WORK INSTRUCTIONS →
Check every line below for the word "Earning" and show those that hold it.

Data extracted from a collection
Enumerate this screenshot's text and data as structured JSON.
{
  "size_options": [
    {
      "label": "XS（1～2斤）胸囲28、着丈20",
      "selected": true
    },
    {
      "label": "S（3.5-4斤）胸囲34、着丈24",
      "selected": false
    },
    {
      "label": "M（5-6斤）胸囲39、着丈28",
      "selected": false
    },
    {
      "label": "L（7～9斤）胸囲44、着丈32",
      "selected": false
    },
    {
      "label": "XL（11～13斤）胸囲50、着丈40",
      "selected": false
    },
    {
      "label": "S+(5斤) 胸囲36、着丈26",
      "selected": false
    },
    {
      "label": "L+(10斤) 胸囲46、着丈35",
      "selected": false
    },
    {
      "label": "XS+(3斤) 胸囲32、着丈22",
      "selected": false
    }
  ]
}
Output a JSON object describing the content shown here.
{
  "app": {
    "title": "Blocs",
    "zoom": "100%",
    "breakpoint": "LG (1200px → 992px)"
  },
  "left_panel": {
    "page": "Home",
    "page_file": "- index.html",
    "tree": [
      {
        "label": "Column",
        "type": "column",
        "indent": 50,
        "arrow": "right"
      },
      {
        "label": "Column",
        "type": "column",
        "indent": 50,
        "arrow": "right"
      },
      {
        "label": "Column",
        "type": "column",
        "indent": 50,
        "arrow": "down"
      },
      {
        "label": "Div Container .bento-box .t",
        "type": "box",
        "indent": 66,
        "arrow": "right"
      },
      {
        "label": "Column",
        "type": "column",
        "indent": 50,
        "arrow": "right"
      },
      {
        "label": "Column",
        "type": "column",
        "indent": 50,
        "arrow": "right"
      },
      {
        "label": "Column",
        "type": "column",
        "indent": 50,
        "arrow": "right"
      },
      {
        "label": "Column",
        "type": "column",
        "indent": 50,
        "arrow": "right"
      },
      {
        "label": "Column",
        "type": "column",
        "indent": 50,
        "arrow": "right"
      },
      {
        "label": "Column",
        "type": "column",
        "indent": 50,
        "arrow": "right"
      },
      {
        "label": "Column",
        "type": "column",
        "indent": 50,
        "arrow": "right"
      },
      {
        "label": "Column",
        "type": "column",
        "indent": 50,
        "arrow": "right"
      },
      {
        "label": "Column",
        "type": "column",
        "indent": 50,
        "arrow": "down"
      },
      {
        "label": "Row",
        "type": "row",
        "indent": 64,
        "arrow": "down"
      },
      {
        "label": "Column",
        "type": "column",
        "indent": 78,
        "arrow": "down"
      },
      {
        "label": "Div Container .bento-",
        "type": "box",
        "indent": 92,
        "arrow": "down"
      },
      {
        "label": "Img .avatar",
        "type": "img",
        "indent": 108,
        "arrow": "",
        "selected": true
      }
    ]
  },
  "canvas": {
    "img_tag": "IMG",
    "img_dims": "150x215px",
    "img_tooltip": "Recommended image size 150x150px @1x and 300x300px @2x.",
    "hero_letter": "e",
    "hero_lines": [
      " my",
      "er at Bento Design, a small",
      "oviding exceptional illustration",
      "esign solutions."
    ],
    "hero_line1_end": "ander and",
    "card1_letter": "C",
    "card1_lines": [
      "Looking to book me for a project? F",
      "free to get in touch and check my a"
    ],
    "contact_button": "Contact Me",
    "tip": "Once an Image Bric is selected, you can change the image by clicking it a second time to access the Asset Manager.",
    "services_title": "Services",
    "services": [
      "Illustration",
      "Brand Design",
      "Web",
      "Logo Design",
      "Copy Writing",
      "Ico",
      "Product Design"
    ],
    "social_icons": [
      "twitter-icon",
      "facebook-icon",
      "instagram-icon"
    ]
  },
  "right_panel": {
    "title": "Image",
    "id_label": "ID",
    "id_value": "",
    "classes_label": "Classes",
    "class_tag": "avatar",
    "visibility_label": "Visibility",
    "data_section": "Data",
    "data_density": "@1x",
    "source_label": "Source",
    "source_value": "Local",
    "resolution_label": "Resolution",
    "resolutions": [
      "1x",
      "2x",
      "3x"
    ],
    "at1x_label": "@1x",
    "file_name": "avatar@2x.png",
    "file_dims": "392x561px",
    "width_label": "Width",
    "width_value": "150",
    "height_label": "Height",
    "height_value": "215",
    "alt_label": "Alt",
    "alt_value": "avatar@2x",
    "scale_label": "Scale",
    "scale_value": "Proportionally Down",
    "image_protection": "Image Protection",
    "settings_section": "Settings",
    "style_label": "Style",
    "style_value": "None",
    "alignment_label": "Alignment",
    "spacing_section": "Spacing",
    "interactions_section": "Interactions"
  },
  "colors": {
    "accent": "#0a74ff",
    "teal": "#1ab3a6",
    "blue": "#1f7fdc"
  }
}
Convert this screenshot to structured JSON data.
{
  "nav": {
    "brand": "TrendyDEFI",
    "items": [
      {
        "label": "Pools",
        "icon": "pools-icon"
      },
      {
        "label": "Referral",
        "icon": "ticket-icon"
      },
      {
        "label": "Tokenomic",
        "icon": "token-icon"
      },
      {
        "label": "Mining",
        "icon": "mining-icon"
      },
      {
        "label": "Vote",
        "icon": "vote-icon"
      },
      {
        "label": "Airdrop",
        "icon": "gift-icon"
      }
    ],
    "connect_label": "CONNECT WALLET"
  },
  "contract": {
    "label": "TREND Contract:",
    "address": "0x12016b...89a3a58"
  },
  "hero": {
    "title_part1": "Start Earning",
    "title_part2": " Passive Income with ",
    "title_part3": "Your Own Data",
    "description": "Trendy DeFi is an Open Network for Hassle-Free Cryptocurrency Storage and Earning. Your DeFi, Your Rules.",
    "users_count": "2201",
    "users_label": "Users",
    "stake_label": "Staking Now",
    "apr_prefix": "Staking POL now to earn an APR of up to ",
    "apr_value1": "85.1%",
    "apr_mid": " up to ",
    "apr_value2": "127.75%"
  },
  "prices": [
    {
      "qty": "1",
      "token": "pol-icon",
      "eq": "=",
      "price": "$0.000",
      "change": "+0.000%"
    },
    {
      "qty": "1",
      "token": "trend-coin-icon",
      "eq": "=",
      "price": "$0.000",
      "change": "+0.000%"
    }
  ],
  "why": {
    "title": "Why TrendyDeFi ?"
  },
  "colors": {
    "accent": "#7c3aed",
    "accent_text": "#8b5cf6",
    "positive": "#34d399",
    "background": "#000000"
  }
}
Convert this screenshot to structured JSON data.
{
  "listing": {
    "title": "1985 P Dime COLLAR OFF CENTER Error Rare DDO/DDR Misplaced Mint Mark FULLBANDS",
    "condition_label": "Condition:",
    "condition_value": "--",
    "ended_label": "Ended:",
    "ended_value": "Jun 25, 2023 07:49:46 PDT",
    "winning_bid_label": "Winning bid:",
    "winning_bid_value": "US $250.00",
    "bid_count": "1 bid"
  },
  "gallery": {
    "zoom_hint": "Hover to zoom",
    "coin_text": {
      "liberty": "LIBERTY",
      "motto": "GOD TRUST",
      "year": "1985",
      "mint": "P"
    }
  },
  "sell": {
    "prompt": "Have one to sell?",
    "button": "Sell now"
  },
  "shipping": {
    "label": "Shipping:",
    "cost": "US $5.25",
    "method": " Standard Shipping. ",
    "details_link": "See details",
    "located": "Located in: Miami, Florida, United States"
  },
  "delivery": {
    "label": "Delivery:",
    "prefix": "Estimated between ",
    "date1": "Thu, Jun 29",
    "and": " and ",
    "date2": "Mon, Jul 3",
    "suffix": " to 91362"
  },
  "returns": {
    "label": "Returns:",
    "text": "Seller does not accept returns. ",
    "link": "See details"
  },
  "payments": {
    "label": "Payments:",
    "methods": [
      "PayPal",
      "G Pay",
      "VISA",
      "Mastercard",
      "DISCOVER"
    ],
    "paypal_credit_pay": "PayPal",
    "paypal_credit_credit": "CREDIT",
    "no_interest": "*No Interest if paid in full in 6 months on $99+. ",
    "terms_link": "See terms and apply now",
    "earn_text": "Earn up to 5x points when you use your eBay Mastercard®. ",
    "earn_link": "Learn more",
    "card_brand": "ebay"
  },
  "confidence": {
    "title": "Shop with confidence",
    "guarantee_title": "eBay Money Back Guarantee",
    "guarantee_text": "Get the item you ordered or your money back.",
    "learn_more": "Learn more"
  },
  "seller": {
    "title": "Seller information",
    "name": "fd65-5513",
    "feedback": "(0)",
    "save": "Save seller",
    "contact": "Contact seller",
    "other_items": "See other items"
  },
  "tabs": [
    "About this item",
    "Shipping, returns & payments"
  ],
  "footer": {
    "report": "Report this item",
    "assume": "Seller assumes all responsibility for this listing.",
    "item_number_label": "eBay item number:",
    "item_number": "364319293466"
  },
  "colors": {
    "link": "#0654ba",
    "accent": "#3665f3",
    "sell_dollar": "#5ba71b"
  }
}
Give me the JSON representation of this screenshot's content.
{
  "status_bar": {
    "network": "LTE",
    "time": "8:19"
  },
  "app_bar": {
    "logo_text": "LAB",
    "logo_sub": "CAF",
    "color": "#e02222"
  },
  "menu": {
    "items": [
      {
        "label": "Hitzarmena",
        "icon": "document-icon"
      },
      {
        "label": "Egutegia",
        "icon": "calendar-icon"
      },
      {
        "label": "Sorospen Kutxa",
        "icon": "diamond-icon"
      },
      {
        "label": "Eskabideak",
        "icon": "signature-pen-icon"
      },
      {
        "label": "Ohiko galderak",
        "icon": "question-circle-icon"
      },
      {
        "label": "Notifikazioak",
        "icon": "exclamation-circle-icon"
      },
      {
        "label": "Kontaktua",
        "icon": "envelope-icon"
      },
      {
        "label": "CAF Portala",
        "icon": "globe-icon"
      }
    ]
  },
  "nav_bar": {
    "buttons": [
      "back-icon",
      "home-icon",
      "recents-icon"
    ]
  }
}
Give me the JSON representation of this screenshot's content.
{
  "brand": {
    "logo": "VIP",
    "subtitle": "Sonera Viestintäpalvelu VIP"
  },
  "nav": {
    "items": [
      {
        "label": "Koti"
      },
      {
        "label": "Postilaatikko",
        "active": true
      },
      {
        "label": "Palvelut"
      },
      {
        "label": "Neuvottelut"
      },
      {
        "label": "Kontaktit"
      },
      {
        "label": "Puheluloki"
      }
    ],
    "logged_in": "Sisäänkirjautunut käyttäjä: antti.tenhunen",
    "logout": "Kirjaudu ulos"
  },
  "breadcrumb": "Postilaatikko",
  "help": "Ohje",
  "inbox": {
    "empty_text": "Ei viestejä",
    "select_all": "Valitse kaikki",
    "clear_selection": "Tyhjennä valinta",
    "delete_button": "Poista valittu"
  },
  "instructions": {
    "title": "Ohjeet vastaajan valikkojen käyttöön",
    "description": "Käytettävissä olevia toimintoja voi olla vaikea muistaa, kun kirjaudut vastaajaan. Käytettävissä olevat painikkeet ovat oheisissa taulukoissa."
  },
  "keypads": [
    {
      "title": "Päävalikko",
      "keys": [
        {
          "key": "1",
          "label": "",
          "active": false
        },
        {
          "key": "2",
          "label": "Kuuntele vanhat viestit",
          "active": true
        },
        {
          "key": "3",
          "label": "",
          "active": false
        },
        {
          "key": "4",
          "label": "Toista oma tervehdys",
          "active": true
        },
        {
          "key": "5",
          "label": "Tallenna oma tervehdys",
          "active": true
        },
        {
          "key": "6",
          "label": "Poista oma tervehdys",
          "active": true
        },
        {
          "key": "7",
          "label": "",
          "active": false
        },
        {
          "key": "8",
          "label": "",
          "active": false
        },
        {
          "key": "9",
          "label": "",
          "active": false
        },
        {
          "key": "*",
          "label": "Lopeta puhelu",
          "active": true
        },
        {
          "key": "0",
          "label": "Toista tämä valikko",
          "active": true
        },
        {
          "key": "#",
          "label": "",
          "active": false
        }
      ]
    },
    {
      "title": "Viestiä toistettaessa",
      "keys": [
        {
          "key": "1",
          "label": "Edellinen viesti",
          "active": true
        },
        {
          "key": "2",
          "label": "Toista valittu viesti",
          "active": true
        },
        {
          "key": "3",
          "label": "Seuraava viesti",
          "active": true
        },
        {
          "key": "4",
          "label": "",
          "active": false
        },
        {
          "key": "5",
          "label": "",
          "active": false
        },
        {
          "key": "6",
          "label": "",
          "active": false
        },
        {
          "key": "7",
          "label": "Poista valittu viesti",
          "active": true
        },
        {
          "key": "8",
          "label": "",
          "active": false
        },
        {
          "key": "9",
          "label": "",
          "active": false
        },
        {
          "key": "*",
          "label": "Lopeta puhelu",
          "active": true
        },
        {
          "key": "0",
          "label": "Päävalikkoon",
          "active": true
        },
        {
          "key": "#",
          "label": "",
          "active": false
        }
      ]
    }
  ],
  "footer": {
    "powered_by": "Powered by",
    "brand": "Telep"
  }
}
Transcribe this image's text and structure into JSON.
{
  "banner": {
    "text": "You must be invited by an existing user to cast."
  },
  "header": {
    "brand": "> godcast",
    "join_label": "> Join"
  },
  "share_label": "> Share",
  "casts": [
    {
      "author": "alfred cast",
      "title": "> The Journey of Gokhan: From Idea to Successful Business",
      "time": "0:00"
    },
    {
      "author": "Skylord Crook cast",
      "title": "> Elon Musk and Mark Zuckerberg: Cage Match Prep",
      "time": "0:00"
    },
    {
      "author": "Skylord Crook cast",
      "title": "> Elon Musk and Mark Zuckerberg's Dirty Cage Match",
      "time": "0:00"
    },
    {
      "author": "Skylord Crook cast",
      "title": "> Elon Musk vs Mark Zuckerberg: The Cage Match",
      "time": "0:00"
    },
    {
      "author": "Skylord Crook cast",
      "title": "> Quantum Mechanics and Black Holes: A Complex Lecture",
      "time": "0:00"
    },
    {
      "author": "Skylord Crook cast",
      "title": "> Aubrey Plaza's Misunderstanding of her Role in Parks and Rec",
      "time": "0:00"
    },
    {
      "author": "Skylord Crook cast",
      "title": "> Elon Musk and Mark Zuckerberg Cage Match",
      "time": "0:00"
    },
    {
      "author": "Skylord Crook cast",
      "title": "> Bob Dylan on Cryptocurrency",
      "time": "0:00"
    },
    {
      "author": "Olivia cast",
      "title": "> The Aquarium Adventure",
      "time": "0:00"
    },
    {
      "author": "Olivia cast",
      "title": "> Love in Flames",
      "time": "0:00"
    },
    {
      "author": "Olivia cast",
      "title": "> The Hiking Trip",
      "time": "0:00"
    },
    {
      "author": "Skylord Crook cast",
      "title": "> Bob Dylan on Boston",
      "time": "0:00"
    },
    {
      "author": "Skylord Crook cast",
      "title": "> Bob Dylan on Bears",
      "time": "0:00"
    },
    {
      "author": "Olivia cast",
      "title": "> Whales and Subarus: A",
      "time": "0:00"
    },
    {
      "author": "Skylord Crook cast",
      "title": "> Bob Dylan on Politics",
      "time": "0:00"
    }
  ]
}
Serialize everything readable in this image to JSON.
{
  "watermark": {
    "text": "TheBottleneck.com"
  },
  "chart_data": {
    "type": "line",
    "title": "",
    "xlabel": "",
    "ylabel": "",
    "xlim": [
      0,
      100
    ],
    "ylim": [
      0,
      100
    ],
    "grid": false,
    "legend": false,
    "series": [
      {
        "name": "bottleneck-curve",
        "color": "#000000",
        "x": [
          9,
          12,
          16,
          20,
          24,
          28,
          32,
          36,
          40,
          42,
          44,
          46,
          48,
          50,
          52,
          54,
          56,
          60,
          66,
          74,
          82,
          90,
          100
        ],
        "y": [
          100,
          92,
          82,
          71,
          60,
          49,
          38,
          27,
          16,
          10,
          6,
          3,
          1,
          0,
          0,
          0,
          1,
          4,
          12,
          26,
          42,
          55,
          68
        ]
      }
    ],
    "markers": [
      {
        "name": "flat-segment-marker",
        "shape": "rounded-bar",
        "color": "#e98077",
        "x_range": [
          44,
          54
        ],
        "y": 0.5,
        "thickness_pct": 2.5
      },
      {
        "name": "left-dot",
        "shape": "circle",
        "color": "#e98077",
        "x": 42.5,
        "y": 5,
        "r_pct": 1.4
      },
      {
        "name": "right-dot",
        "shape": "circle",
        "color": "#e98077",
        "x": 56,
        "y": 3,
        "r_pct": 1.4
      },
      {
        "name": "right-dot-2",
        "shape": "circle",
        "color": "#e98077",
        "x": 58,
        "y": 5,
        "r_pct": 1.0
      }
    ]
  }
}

WRITTEN REPLY →
    "title_part1": "Start Earning",
    "description": "Trendy DeFi is an Open Network for Hassle-Free Cryptocurrency Storage and Earning. Your DeFi, Your Rules.",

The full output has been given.